Problem to work on =>
Each entry that follows should be set down precisely, with its pictures removed.

(Items from an interface collection)
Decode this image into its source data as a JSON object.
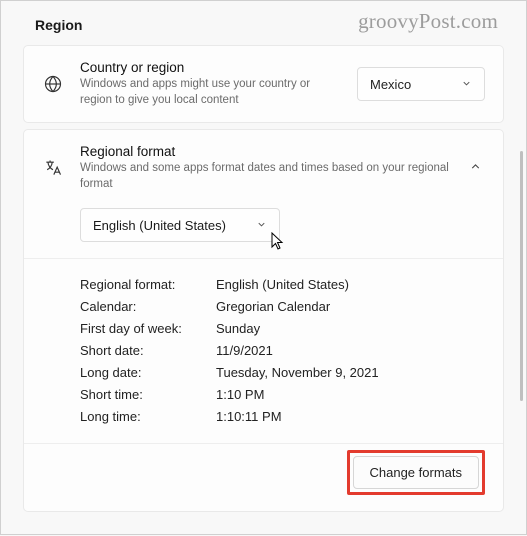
{
  "watermark": "groovyPost.com",
  "page_title": "Region",
  "country_card": {
    "title": "Country or region",
    "subtitle": "Windows and apps might use your country or region to give you local content",
    "selected": "Mexico"
  },
  "regional_card": {
    "title": "Regional format",
    "subtitle": "Windows and some apps format dates and times based on your regional format",
    "selected": "English (United States)",
    "rows": [
      {
        "key": "Regional format:",
        "val": "English (United States)"
      },
      {
        "key": "Calendar:",
        "val": "Gregorian Calendar"
      },
      {
        "key": "First day of week:",
        "val": "Sunday"
      },
      {
        "key": "Short date:",
        "val": "11/9/2021"
      },
      {
        "key": "Long date:",
        "val": "Tuesday, November 9, 2021"
      },
      {
        "key": "Short time:",
        "val": "1:10 PM"
      },
      {
        "key": "Long time:",
        "val": "1:10:11 PM"
      }
    ],
    "change_button": "Change formats"
  }
}
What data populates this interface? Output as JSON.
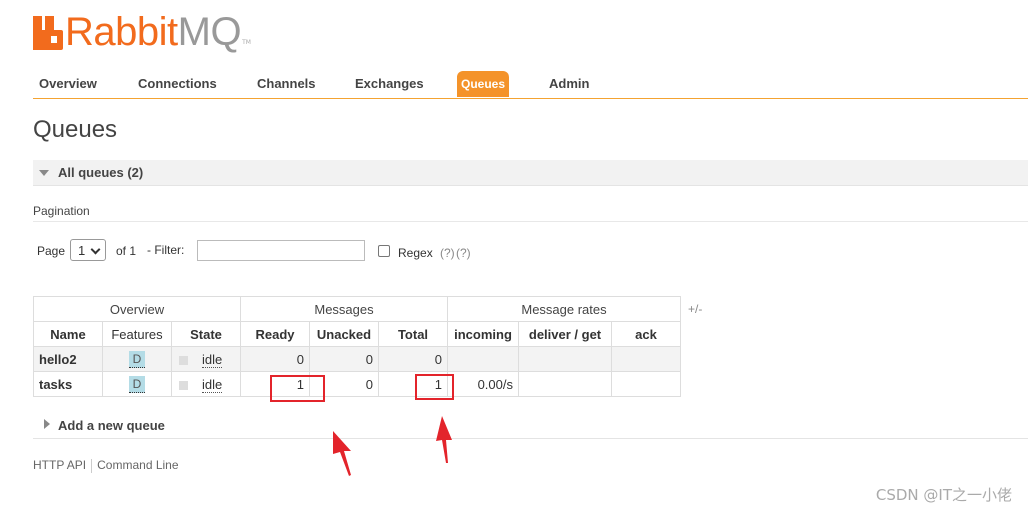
{
  "brand": {
    "name_part1": "Rabbit",
    "name_part2": "MQ",
    "tm": "TM",
    "color": "#f26b1d"
  },
  "nav": {
    "items": [
      {
        "label": "Overview"
      },
      {
        "label": "Connections"
      },
      {
        "label": "Channels"
      },
      {
        "label": "Exchanges"
      },
      {
        "label": "Queues",
        "active": true
      },
      {
        "label": "Admin"
      }
    ],
    "accent": "#f4932a"
  },
  "page_title": "Queues",
  "all_queues": {
    "label": "All queues (2)"
  },
  "pagination": {
    "section_label": "Pagination",
    "page_label": "Page",
    "page_value": "1",
    "of_label": "of 1",
    "filter_label": "- Filter:",
    "filter_value": "",
    "regex_label": "Regex",
    "help1": "(?)",
    "help2": "(?)"
  },
  "table": {
    "groups": [
      "Overview",
      "Messages",
      "Message rates"
    ],
    "columns": [
      "Name",
      "Features",
      "State",
      "Ready",
      "Unacked",
      "Total",
      "incoming",
      "deliver / get",
      "ack"
    ],
    "plus_minus": "+/-",
    "rows": [
      {
        "name": "hello2",
        "features": "D",
        "state": "idle",
        "ready": "0",
        "unacked": "0",
        "total": "0",
        "incoming": "",
        "deliver_get": "",
        "ack": ""
      },
      {
        "name": "tasks",
        "features": "D",
        "state": "idle",
        "ready": "1",
        "unacked": "0",
        "total": "1",
        "incoming": "0.00/s",
        "deliver_get": "",
        "ack": ""
      }
    ]
  },
  "add_queue": {
    "label": "Add a new queue"
  },
  "footer": {
    "links": [
      "HTTP API",
      "Command Line"
    ]
  },
  "watermark": "CSDN @IT之一小佬",
  "annotation_color": "#e3242b"
}
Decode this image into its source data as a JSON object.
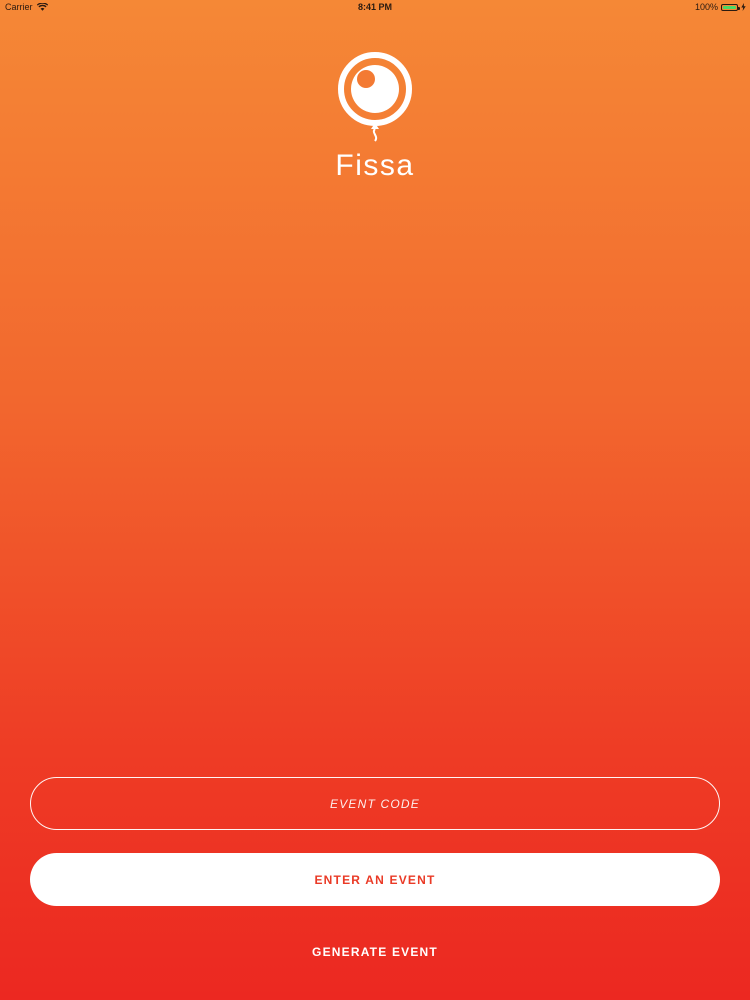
{
  "status_bar": {
    "carrier": "Carrier",
    "time": "8:41 PM",
    "battery_percent": "100%",
    "battery_level": 1.0,
    "battery_color": "#4cd964",
    "icons": [
      "wifi-icon",
      "battery-icon",
      "charging-bolt-icon"
    ]
  },
  "brand": {
    "name": "Fissa",
    "logo_icon": "balloon-logo-icon"
  },
  "form": {
    "event_code_placeholder": "EVENT CODE",
    "event_code_value": "",
    "enter_event_label": "ENTER AN EVENT",
    "generate_event_label": "GENERATE EVENT"
  },
  "colors": {
    "gradient_top": "#f58836",
    "gradient_bottom": "#ec2821",
    "button_text": "#ea3a26",
    "foreground": "#ffffff"
  }
}
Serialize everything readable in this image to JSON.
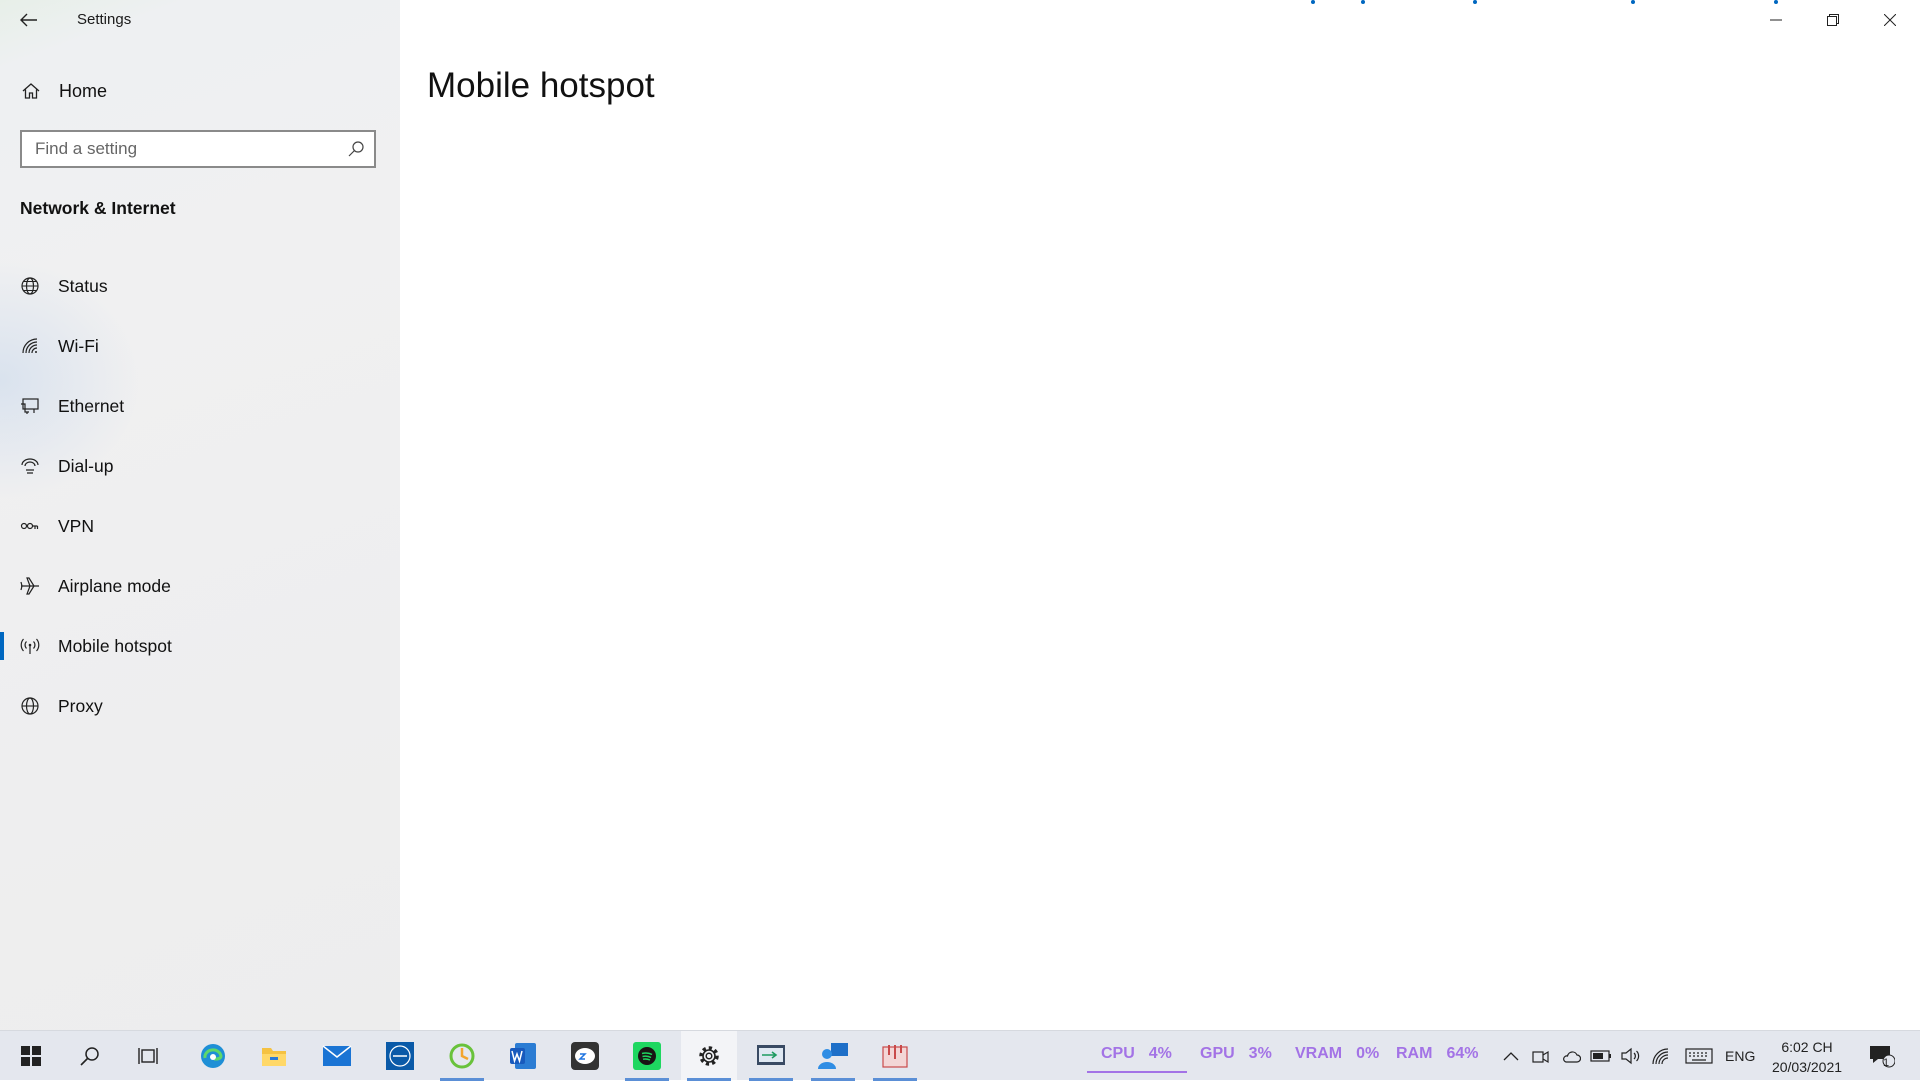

The completed task =>
Decode this image into its source data as a JSON object.
{
  "watermark": "groovyPost.com",
  "page_title": "Region",
  "country_card": {
    "title": "Country or region",
    "subtitle": "Windows and apps might use your country or region to give you local content",
    "selected": "Mexico"
  },
  "regional_card": {
    "title": "Regional format",
    "subtitle": "Windows and some apps format dates and times based on your regional format",
    "selected": "English (United States)",
    "rows": [
      {
        "key": "Regional format:",
        "val": "English (United States)"
      },
      {
        "key": "Calendar:",
        "val": "Gregorian Calendar"
      },
      {
        "key": "First day of week:",
        "val": "Sunday"
      },
      {
        "key": "Short date:",
        "val": "11/9/2021"
      },
      {
        "key": "Long date:",
        "val": "Tuesday, November 9, 2021"
      },
      {
        "key": "Short time:",
        "val": "1:10 PM"
      },
      {
        "key": "Long time:",
        "val": "1:10:11 PM"
      }
    ],
    "change_button": "Change formats"
  }
}
What data populates this interface? Output as JSON.
{
  "brand": {
    "name_part1": "Rabbit",
    "name_part2": "MQ",
    "tm": "TM",
    "color": "#f26b1d"
  },
  "nav": {
    "items": [
      {
        "label": "Overview"
      },
      {
        "label": "Connections"
      },
      {
        "label": "Channels"
      },
      {
        "label": "Exchanges"
      },
      {
        "label": "Queues",
        "active": true
      },
      {
        "label": "Admin"
      }
    ],
    "accent": "#f4932a"
  },
  "page_title": "Queues",
  "all_queues": {
    "label": "All queues (2)"
  },
  "pagination": {
    "section_label": "Pagination",
    "page_label": "Page",
    "page_value": "1",
    "of_label": "of 1",
    "filter_label": "- Filter:",
    "filter_value": "",
    "regex_label": "Regex",
    "help1": "(?)",
    "help2": "(?)"
  },
  "table": {
    "groups": [
      "Overview",
      "Messages",
      "Message rates"
    ],
    "columns": [
      "Name",
      "Features",
      "State",
      "Ready",
      "Unacked",
      "Total",
      "incoming",
      "deliver / get",
      "ack"
    ],
    "plus_minus": "+/-",
    "rows": [
      {
        "name": "hello2",
        "features": "D",
        "state": "idle",
        "ready": "0",
        "unacked": "0",
        "total": "0",
        "incoming": "",
        "deliver_get": "",
        "ack": ""
      },
      {
        "name": "tasks",
        "features": "D",
        "state": "idle",
        "ready": "1",
        "unacked": "0",
        "total": "1",
        "incoming": "0.00/s",
        "deliver_get": "",
        "ack": ""
      }
    ]
  },
  "add_queue": {
    "label": "Add a new queue"
  },
  "footer": {
    "links": [
      "HTTP API",
      "Command Line"
    ]
  },
  "watermark": "CSDN @IT之一小佬",
  "annotation_color": "#e3242b"
}
Decode this image into its source data as a JSON object.
{
  "status_bar": {
    "carrier": "Carrier",
    "time": "8:41 PM",
    "battery_percent": "100%",
    "battery_level": 1.0,
    "battery_color": "#4cd964",
    "icons": [
      "wifi-icon",
      "battery-icon",
      "charging-bolt-icon"
    ]
  },
  "brand": {
    "name": "Fissa",
    "logo_icon": "balloon-logo-icon"
  },
  "form": {
    "event_code_placeholder": "EVENT CODE",
    "event_code_value": "",
    "enter_event_label": "ENTER AN EVENT",
    "generate_event_label": "GENERATE EVENT"
  },
  "colors": {
    "gradient_top": "#f58836",
    "gradient_bottom": "#ec2821",
    "button_text": "#ea3a26",
    "foreground": "#ffffff"
  }
}
Serialize everything readable in this image to JSON.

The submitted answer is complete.